Many layers of history at the corner of 4th and 12th
The 12th of April isn’t a particularly special day of the year, but the spots around 4th Ave. and 12th St. are some special locations themselves. In honor of today’s date, we are taking a look at some of the buildings and history on and around this intersection.
International Tailoring Company Building, 101-111 Fourth Ave.
This 12-story terra cotta and brick building was completed in 1920. It was designed by Starrett & Van Vleck Architects as manufacturing lofts for the International Tailoring Company with a retail ground floor. In 1938, an adjoining 3-story building on the northeast corner of the lot was demolished by the W.P.A. and turned into a loading dock. In 1955, the dock gave way to a parking lot.
Starrett and Van Vleck became known for their designs of department stores, including those buildings for Bloomingdales, Saks Fifth Avenue, and Lord & Taylor (their first department store commission, which is now a designated New York City Landmark).
Site of St. Ann’s Church, 110-124 E. 12th St.
On 12th Street, between 4th and 3rd Aves., sits the site of the former St. Ann’s Church. In late 2005, NYU announced plans to build this 26-story mega-dorm on the site of St. Ann’s Church, which they demolished that same year. Sadly, all that remains of the beautiful church is a freestanding shell of the 1848 facade. The building that once stood behind it was built in 1870 to the designs of Napoleon LeBrun. You can read more about the loss of this beautiful house of worship, and other spaces lost to NYU (with even more shady preservation promises), here.
The neighboring rectory of St. Ann’s Church was also demolished in 2004 to make way for this dorm. The building was a four-story rowhouse that sat at 110 East 12th Street.
The Petersfield, 113-119 Fourth Avenue; 101-107 East 12th Street
This building, now known as the Petersfield, was constructed as retail space with lofts on the upper floors. Constructed in 1905 and designed by Robertson & Potter, the building features large symmetrical windows that provided natural light for the manufacturing work that took place inside. The whole building has a sleek and geometrical design, and features inlaid diamond tiles on the cornice.

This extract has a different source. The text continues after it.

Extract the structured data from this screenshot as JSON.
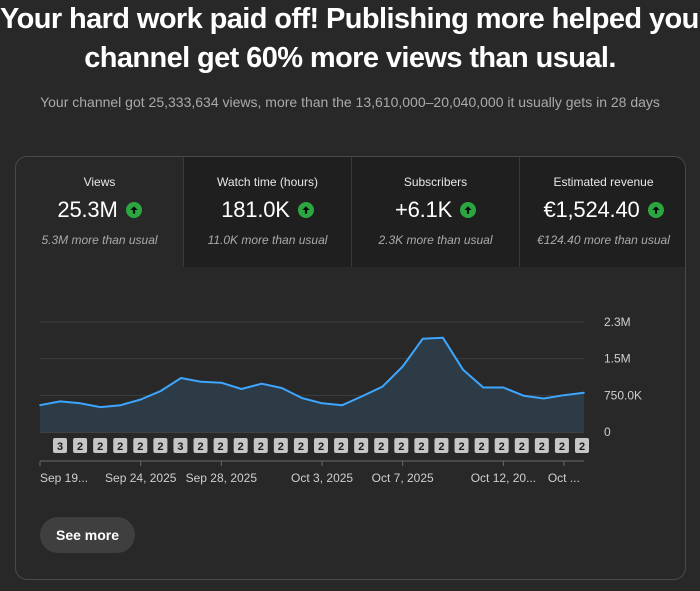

In 1987, the building was converted to residences on the upper floors by Richard S. Berry and F. Anthony Zunino.